Existing codetermination laws convey relatively little power to workers.
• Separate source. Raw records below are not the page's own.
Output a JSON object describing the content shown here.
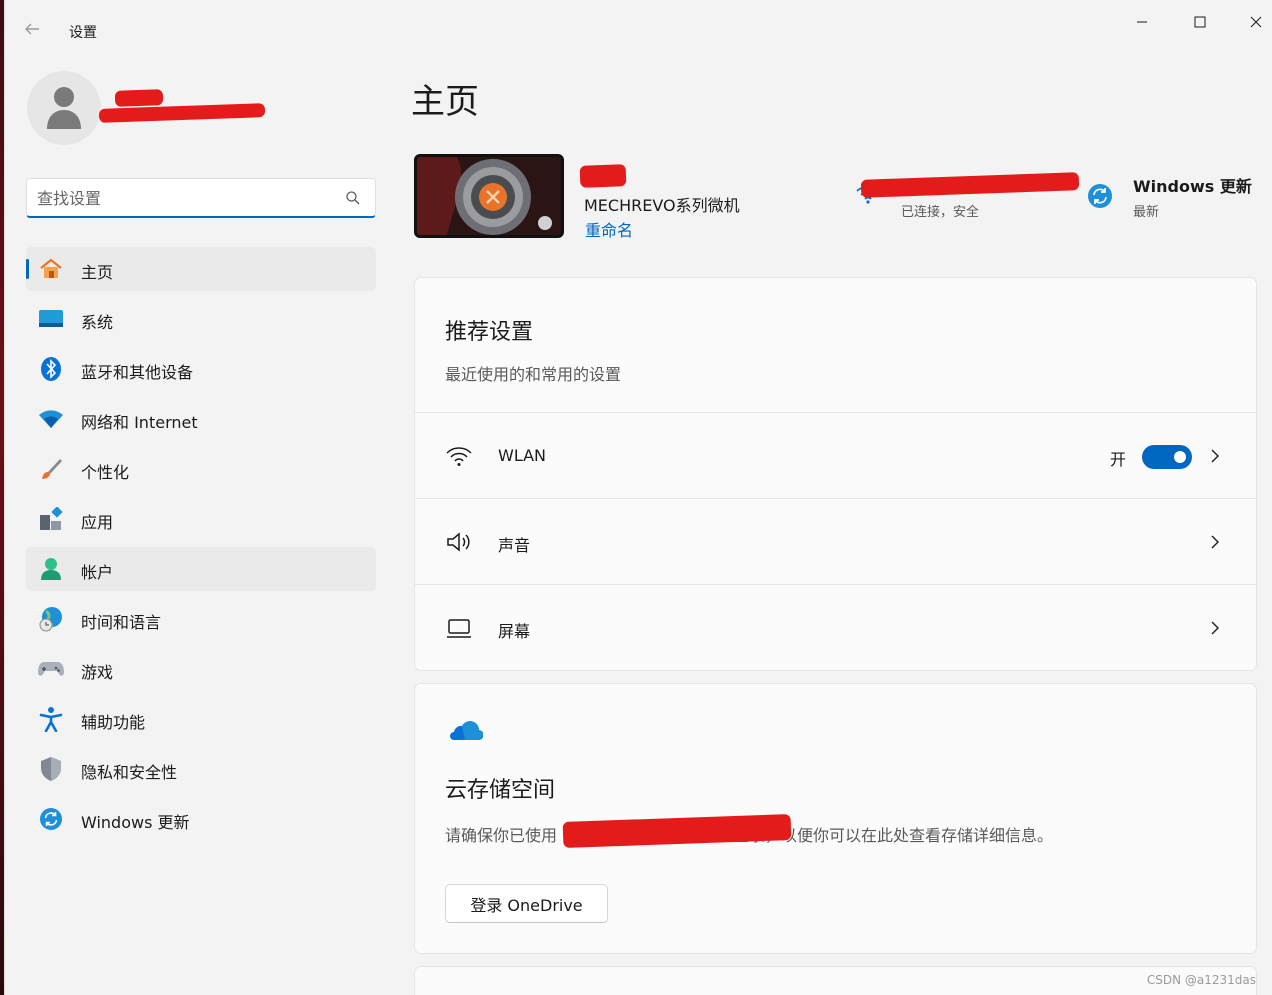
{
  "window": {
    "app_title": "设置",
    "user_name": "",
    "search_placeholder": "查找设置"
  },
  "sidebar": {
    "items": [
      {
        "label": "主页",
        "icon": "home-icon",
        "active": true
      },
      {
        "label": "系统",
        "icon": "system-icon"
      },
      {
        "label": "蓝牙和其他设备",
        "icon": "bluetooth-icon"
      },
      {
        "label": "网络和 Internet",
        "icon": "network-icon"
      },
      {
        "label": "个性化",
        "icon": "brush-icon"
      },
      {
        "label": "应用",
        "icon": "apps-icon"
      },
      {
        "label": "帐户",
        "icon": "account-icon",
        "hover": true
      },
      {
        "label": "时间和语言",
        "icon": "globe-clock-icon"
      },
      {
        "label": "游戏",
        "icon": "gamepad-icon"
      },
      {
        "label": "辅助功能",
        "icon": "accessibility-icon"
      },
      {
        "label": "隐私和安全性",
        "icon": "shield-icon"
      },
      {
        "label": "Windows 更新",
        "icon": "update-icon"
      }
    ]
  },
  "main": {
    "page_title": "主页",
    "device": {
      "model": "MECHREVO系列微机",
      "rename_label": "重命名"
    },
    "network": {
      "status": "已连接，安全"
    },
    "update": {
      "title": "Windows 更新",
      "status": "最新"
    },
    "recommended": {
      "title": "推荐设置",
      "subtitle": "最近使用的和常用的设置",
      "rows": [
        {
          "label": "WLAN",
          "icon": "wifi-icon",
          "toggle_label": "开",
          "toggle_on": true
        },
        {
          "label": "声音",
          "icon": "speaker-icon"
        },
        {
          "label": "屏幕",
          "icon": "laptop-icon"
        }
      ]
    },
    "cloud": {
      "title": "云存储空间",
      "desc_prefix": "请确保你已使用",
      "desc_suffix": "登录，以便你可以在此处查看存储详细信息。",
      "button_label": "登录 OneDrive"
    }
  },
  "watermark": "CSDN @a1231das",
  "colors": {
    "accent": "#0067c0",
    "background": "#f3f3f3",
    "card": "#fbfbfb",
    "redaction": "#e41b1b"
  }
}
"Typically, workers are either granted a minority share of the seats on their company’s board, meaning they can always be overruled by unanimous shareholders, or they are given the right to form a shop-floor representative body with few substantive decision-making rights. Surveys and interviews confirm that worker representatives believe they lack influence over most corporate decisions, with the exception of decisions about immediate working conditions. Since codetermination laws do not dramatically reshape existing authority structures, it is unsurprising that their effects are limited. It remains possible that codetermination structures involving a more significant shift of power to labor—like recent proposals for a bicameral model of firm governance where decisions would have to pass through both shareholder-elected and worker-elected bodies (Ferreras, 2017; Fraser et al., 2020)—would produce more dramatic effects."